[What is needed]:
Look at each line below and tally those holding "icon"; answer with that figure and nothing else.

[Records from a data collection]
•••••

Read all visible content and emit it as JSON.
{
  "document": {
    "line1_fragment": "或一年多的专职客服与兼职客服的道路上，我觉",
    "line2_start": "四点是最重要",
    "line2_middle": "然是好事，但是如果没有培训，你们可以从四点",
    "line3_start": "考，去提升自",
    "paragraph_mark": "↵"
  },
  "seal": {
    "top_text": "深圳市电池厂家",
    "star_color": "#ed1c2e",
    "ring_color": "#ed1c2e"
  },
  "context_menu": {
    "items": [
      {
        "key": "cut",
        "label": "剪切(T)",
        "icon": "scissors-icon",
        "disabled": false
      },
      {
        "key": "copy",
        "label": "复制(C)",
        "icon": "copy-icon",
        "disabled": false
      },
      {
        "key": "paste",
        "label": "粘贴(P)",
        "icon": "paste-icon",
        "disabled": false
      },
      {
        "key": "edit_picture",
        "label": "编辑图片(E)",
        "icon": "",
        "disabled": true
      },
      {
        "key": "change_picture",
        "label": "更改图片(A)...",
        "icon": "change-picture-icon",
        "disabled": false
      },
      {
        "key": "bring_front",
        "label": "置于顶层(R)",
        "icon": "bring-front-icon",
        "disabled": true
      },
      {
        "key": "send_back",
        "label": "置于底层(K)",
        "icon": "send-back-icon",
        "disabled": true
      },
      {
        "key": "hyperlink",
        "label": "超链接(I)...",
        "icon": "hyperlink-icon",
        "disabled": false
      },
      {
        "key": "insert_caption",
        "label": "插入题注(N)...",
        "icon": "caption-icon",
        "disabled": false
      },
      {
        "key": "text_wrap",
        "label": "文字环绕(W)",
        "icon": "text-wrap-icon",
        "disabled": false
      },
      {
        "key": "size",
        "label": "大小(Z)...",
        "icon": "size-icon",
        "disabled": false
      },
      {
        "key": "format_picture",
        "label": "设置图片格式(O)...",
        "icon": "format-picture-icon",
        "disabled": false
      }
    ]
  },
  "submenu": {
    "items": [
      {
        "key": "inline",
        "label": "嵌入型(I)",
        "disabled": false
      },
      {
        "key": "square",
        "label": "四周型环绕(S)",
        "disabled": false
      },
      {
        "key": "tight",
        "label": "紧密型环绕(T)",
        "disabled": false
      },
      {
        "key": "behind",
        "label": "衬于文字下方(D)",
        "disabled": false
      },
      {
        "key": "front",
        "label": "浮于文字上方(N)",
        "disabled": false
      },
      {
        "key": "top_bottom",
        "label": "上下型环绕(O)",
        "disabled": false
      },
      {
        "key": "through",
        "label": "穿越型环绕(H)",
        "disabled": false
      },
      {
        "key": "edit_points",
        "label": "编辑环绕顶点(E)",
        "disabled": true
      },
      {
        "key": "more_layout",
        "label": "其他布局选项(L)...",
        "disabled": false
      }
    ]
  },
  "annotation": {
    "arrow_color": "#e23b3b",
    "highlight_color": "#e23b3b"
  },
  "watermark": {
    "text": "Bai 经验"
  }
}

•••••

[Answer below]:
12